Sports Law • Risk Management

July 12, 2010: Thoughts on the Uganda Blast

Our deepest sympathy to the families and friends of the victims of the terrorist attacks that killed and injured fans watching the World Cup final in Uganda on Sunday. It is my understanding that the al-Quaida aligned group, al-Shabab, took responsibility for the killings that occurred at gatherings that took place at a restaurant and a rugby field.

When we watch the World Cup, the World Series, the Olympics or the Super Bowl in public places, we don’t expect that we may be putting ourselves in harm’s way. Unfortunately, large gatherings of people are potential terrorist targets. Crowd violence may also erupt at such venues.
Event planners should always consider security issues whenever a crowd is gathered. If you are attending such an event, it is prudent to be on the alert for any unusual behavior or unidentified objects that might signal that there is a potentially dangerous situation. Lives can be saved by timely evacuation.

Not long after 911, I noticed a man wearing a rain coat walking into the high rise building where I worked. Ordinarily, this would not be any cause for concern. However, the building is in Honolulu and no one ever wears a raincoat---even if it is raining. Although I did not think there was any real cause for concern, I decided to call security and alert them to the man’s strange attire. At the very least, security could talk to him or keep an eye on him. There was no bombing or shooting that day, but I’m sure if that man had a bomb strapped under his raincoat or firearms, my call to security could have saved lives.
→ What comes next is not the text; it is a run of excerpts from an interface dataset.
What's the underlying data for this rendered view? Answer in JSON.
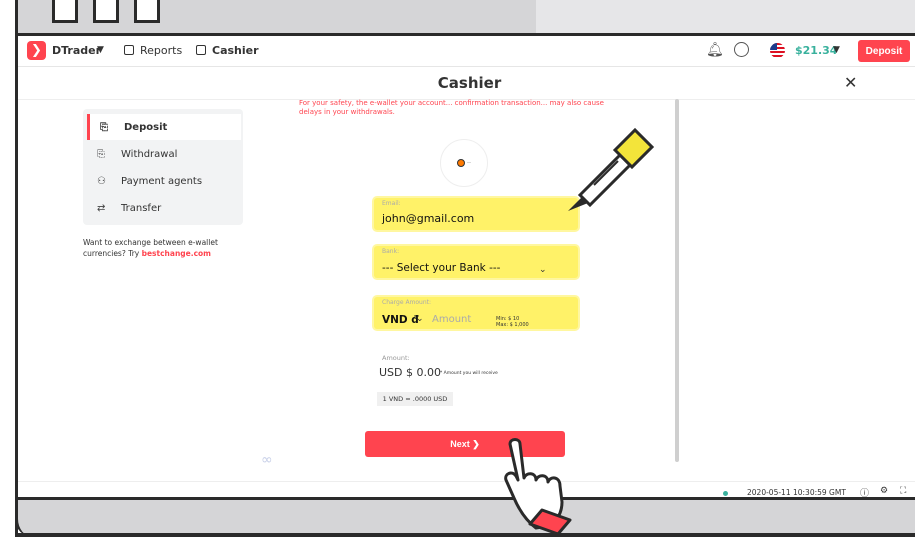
{
  "header": {
    "brand": "DTrader",
    "reports": "Reports",
    "cashier": "Cashier",
    "balance": "$21.34",
    "deposit_label": "Deposit"
  },
  "page": {
    "title": "Cashier"
  },
  "sidebar": {
    "items": [
      {
        "label": "Deposit"
      },
      {
        "label": "Withdrawal"
      },
      {
        "label": "Payment agents"
      },
      {
        "label": "Transfer"
      }
    ],
    "exchange_text": "Want to exchange between e-wallet currencies? Try ",
    "exchange_link": "bestchange.com"
  },
  "form": {
    "warning_line1": "For your safety, the e-wallet your account... confirmation transaction... may also cause",
    "warning_line2": "delays in your withdrawals.",
    "email_label": "Email:",
    "email_value": "john@gmail.com",
    "bank_label": "Bank:",
    "bank_value": "--- Select your Bank ---",
    "charge_label": "Charge Amount:",
    "currency": "VND đ",
    "amount_placeholder": "Amount",
    "min": "Min:   $ 10",
    "max": "Max: $ 1,000",
    "amount_label": "Amount:",
    "amount_value": "USD $ 0.00",
    "amount_note": "* Amount you will receive",
    "rate": "1 VND = .0000 USD",
    "next_label": "Next ❯"
  },
  "footer": {
    "datetime": "2020-05-11 10:30:59 GMT"
  },
  "colors": {
    "accent": "#ff444f",
    "balance": "#39b19d",
    "highlight": "#fff268"
  }
}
The Uganda attacks are a wake up call. Remember to report any suspicious persons, activities or objects to security or police.